My new piece, “Why Transparency Won’t Save Us” @ Centre for International Governance Innovation talks about how transparency around data has become a form of neoliberal responsibilisation:

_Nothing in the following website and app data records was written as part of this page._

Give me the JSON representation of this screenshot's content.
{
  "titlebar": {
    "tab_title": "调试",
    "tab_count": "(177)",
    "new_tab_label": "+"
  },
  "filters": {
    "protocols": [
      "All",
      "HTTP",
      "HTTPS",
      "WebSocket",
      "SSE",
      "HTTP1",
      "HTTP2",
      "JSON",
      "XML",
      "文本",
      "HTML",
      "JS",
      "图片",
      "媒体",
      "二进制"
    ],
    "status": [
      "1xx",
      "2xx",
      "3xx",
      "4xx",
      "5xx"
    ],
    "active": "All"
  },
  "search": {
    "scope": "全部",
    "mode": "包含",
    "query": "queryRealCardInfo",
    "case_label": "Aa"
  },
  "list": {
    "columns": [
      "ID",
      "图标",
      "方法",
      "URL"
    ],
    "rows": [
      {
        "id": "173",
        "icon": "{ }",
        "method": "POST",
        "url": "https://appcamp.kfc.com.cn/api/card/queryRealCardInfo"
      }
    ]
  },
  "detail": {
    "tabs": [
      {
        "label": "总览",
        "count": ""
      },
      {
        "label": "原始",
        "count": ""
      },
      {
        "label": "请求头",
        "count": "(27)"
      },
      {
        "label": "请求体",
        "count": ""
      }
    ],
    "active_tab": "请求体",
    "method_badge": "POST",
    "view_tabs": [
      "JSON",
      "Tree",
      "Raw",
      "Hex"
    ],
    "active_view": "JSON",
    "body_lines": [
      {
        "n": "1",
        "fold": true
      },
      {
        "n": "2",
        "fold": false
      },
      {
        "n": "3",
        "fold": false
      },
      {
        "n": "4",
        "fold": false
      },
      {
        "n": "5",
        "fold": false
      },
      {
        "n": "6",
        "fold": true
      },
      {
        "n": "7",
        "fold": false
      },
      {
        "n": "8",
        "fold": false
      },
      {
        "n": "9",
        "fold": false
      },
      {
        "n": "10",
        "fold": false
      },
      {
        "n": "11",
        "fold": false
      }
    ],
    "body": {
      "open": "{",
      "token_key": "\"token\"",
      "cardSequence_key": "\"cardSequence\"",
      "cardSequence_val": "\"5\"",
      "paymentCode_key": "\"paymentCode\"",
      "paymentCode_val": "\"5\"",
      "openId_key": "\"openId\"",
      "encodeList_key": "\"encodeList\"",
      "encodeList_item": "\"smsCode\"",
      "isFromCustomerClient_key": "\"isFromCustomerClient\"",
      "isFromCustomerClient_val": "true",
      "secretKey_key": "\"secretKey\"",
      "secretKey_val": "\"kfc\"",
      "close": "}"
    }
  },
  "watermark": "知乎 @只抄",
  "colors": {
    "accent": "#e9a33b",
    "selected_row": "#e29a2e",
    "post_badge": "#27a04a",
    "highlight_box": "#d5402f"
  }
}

Too often, transparency ends up a form of free labour, where we are burdened with dis- or misinformation but deprived of the capacity for meaningful corrective action. What results is a form of neoliberal “responsibilization,” in which the public becomes burdened with duties it cannot possibly fulfill: to read every terms of service, understand every complex case of algorithmic harm, fact-check every piece of news. This shift in responsibility makes it, implicitly, our fault for lacking technological literacy or caring enough about privacy — never mind that vast amounts of money and resources are poured into obfuscating how our data is collected and used. This is the crux of the problem. Transparency is often valued as the great equalizer, a way to turn the tables on those in power and to correct the harms of technological systems. But sometimes what you need to correct abuses of power isn’t more information — it’s a redistribution of power.